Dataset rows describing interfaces
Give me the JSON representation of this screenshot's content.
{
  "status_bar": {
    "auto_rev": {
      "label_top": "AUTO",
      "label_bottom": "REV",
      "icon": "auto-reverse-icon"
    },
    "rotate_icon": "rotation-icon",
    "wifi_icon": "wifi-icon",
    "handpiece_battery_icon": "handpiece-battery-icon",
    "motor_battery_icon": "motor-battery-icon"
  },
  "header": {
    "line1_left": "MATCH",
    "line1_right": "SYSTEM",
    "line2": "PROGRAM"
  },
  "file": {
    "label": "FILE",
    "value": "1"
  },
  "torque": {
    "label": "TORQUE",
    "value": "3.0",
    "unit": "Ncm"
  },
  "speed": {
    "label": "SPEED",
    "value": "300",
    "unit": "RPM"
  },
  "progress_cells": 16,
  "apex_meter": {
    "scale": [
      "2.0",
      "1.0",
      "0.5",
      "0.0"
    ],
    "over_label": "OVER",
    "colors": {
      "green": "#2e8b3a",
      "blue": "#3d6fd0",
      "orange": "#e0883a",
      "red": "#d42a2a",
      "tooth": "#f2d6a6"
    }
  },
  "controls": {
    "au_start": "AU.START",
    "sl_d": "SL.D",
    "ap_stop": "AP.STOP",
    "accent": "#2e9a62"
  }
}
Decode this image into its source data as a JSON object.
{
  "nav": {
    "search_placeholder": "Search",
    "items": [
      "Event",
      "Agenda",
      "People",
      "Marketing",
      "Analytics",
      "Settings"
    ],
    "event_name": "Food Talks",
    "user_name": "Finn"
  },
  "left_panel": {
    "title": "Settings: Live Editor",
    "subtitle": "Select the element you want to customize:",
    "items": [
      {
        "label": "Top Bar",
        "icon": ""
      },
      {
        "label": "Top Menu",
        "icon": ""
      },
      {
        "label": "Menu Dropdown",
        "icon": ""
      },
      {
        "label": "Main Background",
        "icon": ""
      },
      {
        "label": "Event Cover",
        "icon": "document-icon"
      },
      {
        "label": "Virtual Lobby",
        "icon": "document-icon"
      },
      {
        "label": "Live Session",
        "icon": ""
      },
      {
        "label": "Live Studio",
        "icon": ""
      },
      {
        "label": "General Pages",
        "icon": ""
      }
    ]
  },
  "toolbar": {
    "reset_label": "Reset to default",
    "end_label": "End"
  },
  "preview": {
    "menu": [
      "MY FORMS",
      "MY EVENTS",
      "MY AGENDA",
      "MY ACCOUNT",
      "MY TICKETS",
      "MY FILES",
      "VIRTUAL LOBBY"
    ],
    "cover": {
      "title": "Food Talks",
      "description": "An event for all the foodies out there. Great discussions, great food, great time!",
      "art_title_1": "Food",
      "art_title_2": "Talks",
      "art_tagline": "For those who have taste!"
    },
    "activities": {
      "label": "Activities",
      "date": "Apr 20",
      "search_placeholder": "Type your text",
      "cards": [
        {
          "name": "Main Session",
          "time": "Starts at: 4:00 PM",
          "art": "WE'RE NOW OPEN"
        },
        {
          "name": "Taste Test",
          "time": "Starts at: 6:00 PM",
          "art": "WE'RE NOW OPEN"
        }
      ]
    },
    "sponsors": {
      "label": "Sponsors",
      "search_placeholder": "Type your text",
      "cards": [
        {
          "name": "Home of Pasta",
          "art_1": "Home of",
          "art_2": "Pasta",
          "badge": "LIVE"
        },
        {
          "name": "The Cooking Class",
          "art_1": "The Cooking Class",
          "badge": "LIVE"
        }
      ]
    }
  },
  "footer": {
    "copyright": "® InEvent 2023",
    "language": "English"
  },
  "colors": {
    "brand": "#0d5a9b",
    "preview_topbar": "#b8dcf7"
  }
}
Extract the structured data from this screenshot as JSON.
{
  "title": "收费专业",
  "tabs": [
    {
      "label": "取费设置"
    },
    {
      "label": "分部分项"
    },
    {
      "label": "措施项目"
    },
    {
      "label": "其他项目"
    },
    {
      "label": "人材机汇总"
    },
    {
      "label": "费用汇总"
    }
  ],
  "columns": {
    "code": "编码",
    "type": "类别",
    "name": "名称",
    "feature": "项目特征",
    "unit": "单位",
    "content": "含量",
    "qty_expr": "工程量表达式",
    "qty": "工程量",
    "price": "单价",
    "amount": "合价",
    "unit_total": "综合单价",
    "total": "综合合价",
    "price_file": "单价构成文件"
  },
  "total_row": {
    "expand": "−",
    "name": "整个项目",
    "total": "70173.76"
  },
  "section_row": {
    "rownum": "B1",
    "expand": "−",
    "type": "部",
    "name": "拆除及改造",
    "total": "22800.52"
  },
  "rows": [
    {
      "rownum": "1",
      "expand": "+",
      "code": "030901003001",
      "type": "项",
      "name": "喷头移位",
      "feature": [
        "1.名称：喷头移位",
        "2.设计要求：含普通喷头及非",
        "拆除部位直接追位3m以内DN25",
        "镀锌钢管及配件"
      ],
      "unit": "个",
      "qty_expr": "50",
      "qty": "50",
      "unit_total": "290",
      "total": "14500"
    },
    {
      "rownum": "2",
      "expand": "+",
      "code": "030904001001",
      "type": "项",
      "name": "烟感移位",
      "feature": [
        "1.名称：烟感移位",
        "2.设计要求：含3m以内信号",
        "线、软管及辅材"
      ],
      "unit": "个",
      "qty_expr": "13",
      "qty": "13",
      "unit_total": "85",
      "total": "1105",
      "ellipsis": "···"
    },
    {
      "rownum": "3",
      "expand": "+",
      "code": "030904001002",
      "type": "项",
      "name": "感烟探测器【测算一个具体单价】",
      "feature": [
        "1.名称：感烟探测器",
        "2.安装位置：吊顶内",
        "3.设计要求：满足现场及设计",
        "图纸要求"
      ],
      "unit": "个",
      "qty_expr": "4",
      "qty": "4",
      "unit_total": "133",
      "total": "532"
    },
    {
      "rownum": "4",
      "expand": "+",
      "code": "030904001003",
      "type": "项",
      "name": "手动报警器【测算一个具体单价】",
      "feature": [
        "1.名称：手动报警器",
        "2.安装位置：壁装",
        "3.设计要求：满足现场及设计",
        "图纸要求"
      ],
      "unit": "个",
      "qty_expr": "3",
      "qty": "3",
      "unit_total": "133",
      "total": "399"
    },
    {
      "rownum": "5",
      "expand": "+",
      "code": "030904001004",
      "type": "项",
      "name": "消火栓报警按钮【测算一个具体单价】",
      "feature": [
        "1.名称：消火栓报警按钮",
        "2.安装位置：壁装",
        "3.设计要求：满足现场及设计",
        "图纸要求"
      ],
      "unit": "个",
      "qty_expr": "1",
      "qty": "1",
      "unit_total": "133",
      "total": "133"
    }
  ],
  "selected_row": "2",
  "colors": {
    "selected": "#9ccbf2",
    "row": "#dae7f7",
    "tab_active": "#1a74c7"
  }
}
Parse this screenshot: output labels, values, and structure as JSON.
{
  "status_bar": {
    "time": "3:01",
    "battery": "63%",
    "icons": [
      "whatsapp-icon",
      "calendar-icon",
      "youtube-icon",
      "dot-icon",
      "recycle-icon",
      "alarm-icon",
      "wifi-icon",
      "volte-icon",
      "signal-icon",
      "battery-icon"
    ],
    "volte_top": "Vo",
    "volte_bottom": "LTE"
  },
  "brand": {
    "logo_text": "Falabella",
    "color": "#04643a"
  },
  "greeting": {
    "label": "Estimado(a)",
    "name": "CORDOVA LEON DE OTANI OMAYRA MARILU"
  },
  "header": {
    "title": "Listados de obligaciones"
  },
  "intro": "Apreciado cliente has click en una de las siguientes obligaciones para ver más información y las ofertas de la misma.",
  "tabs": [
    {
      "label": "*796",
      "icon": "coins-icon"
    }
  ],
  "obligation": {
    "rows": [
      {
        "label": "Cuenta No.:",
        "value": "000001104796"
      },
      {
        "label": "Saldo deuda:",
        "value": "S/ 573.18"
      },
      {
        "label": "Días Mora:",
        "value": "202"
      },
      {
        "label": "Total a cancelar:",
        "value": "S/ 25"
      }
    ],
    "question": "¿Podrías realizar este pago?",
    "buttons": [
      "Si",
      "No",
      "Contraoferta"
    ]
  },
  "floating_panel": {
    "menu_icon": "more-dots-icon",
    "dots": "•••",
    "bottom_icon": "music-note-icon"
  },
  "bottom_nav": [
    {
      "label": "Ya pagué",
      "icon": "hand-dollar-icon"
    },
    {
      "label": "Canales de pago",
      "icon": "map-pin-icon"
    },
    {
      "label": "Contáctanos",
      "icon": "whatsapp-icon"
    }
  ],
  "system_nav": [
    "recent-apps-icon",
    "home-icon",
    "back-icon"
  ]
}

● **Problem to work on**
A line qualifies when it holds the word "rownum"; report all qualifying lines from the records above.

● **Answer section**
    "rownum": "B1",
      "rownum": "1",
      "rownum": "2",
      "rownum": "3",
      "rownum": "4",
      "rownum": "5",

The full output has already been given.